Indian-American Pratima Dharm speaks of her deep links with India, and shares her thoughts on Hindus in the U.S. military and the kind of leader she hopes Indian Prime Minister Narendra Modi will be.
Indian-American Pratima Dharm has been a pioneer on multiple counts – last month she was appointed as the first ever Hindu chaplain of a U.S. university and in 2011 she made history after the Pentagon named her as its first Hindu and inter-faith chaplain.
She served in the U.S. military through some of the hardest times faced by its soldiers in the battlefields of Iraq, and she counselled many of them afflicted by PTSD, steering them away from suicide, and helping them reclaim their familial relationships. She also participated in humanitarian aid missions into the Kurdish regions of northern Iraq, an experience that left her with a lasting ties to the people there.
In a conversation with Narayan Lakshman Ms. Dharm spoke of her deep links with India and the principles of Hinduism that she associates with her upbringing in the country, and also shared her thoughts on Hindus in the U.S. military and the kind of leader she hopes Indian Prime Minister Narendra Modi will be.
Your appointments as a Hindu chaplain at a major U.S. university, and before that as an inter-faith chaplain in the U.S. army were unprecedented, and made headlines in India. By way of background could you tell us about how you came to take up these roles, and what links you have with India?
I grew up in northern India, primarily Maharashtra and some parts of Gujarat and I ended up doing some parts of my schooling and my college education in Mumbai. So I still have ties with India because I have family members from both from my side and my husband’s side in India. My husband’s family is in Bangalore and Chennai.
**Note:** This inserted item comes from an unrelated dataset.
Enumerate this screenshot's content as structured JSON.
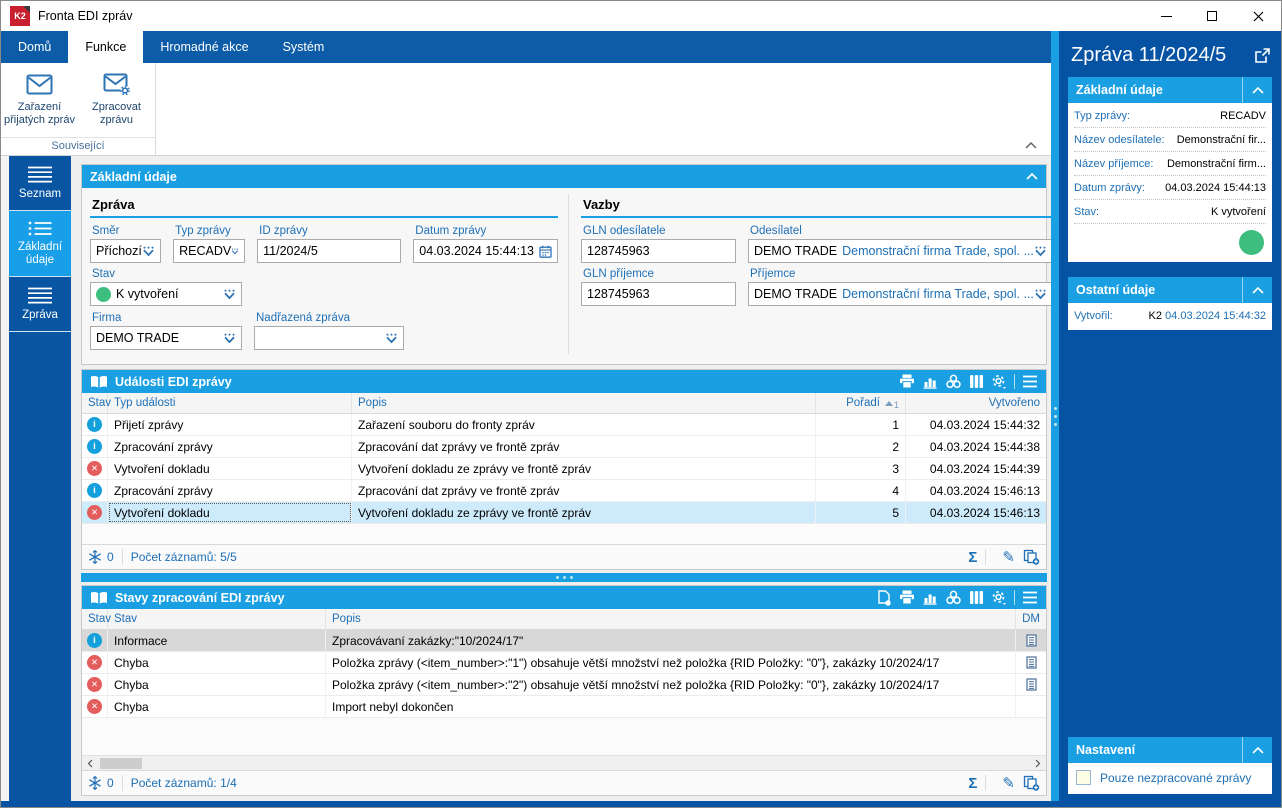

We visit India so that our children remain connected to all their family in India.
My appointment in the U.S. army came about with my years of training as a chaplain, studying for it in the U.S. I have a master’s degree in psychology from India and in the U.S. I have a master’s degree in theology and years of training to become a chaplain.